Again, the problem is that the body has a yin and yang interplay between free radical and antioxidant metabolism.  It is simply NOT true that free radicals are always bad.  In fact, let me mention an example that is near and dear to every male's heart:  nitric oxide.  Nitric oxide relaxes our arteries, lowers blood pressure and makes erections possible.  It is also a potent free radical.
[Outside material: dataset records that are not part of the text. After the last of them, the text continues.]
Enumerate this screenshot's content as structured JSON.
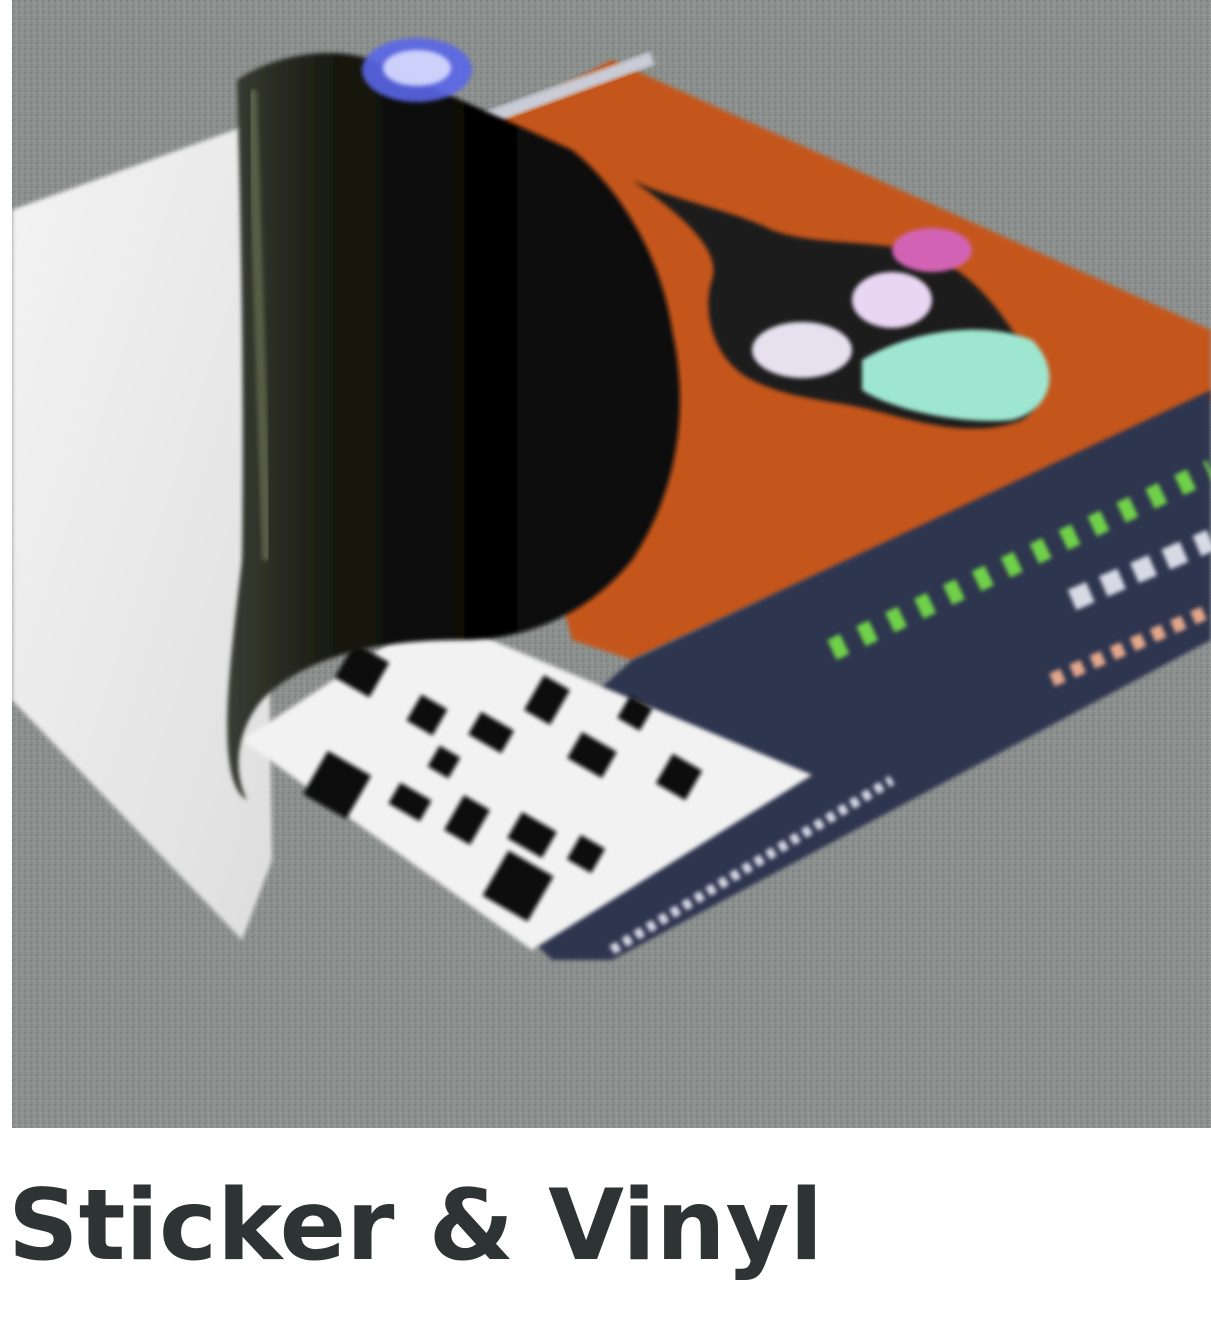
{
  "product_card": {
    "title": "Sticker & Vinyl",
    "image_subject": "sticker-peeling-from-carpet-floor"
  },
  "colors": {
    "title_text": "#2e3334",
    "carpet": "#8a8f8d",
    "sticker_orange": "#c4561e",
    "sticker_navy": "#2f3650",
    "backing_paper": "#eeeeee"
  }
}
So how can something so destructive be so good for us?  You'll have to ask Mother Nature that one next time you run into her.  And, when you do, you can also ask her to explain how and why nitric oxide is a strong anti-inflammatory as well.

Is there any way out of all of this for Vitamin C?  I know a number of guys on the Peak Testosterone Forum have subscribed to "Pauling Theory." For those who don't know, Linus Pauling was the Apostle of Vitamin C and he had a theory that was built on the fact that virtually all animals except man manufacture their own Vitamin C.  Therefore, we have much lower levels of Vitamin C than all other creatures around us and have not been able to fully adapt or compensate.  His theory, called Pauling Theory, was that man simply needed to replensih these lost stores of Vitamin C by megadosing Vitamin C.  He claimed this could cure many cancers, stop arterial plaque in its track and many other things as well.

Someone still clinging to Pauline Theory could still claim that megadosing Vitamin C, while lowering training beneftis, still provides so many other positives that it is a net gain.  This seems like a weak argument to me, since it is essentially lowering the body's own natural antioxidant systems.  Vitamin C, as powerful as it is, should not be lowering the master antioxidants, SOD and glutathione.  And it doesn't unless you start megadosing of course.


1) J Physiol, 2014 Apr 15, 592(Pt 8):1887-901, "Vitamin C and E supplementation hampers cellular adaptation to endurance training in humans: a double-blind, randomised, controlled trial"

2)  Am J Clin Nutr, Jan 2008, 87(1):142-149, "Oral administration of vitamin C decreases muscle mitochondrial biogenesis and hampers training-induced adaptations in endurance performance"